PROBLEM REQUIREMENTS
Every line of the records that contains the string "流程表单" counts once; give the total and nothing else.

DATA TO EXAMINE
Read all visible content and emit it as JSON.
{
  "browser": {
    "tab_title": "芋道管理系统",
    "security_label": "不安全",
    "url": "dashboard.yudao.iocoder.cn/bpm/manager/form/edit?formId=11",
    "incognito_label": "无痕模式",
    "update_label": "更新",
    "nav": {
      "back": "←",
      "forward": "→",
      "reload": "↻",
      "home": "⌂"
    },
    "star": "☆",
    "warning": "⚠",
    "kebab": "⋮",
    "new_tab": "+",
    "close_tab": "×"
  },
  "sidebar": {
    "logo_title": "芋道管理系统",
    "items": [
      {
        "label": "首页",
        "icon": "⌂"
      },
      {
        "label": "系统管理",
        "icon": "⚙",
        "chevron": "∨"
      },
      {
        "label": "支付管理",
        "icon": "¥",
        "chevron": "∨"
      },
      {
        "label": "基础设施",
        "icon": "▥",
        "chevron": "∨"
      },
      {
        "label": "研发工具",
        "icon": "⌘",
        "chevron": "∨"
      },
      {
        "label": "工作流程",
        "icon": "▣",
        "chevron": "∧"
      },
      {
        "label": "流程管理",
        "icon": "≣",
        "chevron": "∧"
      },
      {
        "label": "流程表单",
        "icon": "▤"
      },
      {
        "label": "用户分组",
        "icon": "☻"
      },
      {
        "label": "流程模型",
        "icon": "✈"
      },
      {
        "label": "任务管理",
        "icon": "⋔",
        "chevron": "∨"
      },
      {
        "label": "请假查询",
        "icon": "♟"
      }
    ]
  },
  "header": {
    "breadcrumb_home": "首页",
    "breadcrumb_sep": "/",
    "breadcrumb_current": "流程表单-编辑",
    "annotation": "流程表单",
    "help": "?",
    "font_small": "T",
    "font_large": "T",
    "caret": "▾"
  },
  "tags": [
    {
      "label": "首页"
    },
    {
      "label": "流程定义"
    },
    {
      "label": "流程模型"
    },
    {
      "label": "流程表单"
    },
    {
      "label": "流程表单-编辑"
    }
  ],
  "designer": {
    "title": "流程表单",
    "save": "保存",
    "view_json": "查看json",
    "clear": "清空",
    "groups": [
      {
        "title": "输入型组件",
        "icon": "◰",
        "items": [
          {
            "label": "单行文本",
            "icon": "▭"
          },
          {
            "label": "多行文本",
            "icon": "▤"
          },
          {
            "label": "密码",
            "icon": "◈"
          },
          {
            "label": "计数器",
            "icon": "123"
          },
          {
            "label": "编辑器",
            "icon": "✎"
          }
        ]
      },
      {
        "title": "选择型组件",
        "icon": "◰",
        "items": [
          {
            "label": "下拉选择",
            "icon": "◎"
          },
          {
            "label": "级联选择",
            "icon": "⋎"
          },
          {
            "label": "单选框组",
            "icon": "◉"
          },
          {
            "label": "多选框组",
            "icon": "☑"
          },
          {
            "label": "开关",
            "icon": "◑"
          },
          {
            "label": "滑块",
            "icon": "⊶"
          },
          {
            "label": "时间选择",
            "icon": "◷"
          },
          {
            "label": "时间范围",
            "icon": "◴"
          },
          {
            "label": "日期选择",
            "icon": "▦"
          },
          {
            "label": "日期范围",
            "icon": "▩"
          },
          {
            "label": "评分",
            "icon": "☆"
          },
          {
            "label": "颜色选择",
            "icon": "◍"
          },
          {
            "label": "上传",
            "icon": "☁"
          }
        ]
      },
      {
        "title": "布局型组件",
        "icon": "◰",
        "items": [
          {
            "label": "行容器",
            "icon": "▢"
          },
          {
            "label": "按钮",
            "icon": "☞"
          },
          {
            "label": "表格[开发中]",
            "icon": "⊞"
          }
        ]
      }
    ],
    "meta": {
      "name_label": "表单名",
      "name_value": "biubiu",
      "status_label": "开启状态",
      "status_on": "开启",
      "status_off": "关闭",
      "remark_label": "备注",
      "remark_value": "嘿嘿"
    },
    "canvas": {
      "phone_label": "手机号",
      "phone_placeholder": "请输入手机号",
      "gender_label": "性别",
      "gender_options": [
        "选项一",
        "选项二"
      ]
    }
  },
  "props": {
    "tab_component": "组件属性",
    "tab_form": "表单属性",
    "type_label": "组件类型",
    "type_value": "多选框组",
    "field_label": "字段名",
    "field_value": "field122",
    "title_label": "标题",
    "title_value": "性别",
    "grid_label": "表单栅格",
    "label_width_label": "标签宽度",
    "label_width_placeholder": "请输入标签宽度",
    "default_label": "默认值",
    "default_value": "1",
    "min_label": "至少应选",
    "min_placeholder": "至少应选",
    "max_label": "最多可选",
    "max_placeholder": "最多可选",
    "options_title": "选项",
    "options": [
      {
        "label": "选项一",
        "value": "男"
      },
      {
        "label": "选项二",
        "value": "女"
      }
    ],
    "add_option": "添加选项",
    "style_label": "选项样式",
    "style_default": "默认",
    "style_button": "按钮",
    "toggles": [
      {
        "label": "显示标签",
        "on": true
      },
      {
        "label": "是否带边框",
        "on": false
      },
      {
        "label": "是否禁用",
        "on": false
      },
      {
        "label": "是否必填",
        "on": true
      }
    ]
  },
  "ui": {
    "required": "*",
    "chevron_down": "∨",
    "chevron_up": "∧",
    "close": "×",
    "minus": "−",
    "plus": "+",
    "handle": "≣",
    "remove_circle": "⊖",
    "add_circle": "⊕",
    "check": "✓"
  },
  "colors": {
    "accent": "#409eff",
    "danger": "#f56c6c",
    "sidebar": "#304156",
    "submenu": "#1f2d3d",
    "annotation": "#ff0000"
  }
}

RESULT FOR THIS TASK
6